---------- Input records

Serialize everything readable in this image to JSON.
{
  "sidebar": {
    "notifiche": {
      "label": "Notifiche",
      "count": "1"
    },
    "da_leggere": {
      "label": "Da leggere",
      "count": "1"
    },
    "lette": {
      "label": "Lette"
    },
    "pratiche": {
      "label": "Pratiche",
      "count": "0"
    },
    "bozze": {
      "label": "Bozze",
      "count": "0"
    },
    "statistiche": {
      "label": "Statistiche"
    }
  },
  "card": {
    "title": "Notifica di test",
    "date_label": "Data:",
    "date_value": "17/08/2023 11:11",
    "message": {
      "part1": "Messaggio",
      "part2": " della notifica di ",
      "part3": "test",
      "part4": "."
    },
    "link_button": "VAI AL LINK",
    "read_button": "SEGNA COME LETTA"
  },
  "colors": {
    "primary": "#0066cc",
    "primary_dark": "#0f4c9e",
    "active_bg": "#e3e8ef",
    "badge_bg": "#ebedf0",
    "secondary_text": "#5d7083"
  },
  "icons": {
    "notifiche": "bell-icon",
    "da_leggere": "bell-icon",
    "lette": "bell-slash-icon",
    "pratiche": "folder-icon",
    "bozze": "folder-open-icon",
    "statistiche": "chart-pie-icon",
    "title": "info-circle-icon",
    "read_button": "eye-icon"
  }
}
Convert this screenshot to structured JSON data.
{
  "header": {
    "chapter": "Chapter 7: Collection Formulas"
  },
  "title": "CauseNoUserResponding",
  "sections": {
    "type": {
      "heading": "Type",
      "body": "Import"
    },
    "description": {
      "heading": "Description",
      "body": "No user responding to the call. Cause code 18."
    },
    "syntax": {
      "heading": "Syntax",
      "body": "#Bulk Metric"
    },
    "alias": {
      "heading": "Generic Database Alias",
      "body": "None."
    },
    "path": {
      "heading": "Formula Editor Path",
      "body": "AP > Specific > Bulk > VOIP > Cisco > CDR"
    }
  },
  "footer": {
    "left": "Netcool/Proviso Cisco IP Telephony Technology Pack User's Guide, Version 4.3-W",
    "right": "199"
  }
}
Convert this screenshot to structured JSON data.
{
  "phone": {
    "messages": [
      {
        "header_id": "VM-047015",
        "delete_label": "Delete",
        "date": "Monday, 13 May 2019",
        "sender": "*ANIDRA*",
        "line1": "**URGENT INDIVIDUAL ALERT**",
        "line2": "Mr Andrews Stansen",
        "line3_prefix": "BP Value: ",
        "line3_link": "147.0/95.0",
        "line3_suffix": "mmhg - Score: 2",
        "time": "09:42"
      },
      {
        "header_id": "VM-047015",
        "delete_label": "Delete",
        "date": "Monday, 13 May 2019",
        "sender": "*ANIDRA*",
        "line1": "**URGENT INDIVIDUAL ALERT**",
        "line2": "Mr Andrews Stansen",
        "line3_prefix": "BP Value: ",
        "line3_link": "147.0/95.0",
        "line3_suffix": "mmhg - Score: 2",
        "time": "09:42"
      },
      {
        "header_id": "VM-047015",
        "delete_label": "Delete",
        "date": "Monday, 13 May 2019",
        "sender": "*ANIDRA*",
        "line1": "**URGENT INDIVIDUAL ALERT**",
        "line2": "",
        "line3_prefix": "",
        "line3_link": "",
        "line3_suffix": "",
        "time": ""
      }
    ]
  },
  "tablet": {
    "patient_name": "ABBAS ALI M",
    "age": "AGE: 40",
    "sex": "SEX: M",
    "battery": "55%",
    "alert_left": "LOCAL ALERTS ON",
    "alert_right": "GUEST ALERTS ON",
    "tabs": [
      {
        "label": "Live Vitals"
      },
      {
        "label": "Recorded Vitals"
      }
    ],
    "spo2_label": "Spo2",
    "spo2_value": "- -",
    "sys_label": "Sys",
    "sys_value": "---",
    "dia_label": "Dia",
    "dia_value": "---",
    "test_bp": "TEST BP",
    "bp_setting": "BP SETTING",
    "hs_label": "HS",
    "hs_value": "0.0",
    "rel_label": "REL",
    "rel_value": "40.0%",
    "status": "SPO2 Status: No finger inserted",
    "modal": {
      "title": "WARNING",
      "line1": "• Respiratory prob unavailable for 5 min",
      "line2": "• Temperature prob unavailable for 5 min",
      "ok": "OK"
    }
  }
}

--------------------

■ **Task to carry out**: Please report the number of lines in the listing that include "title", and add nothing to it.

■ **Expected answer**: 4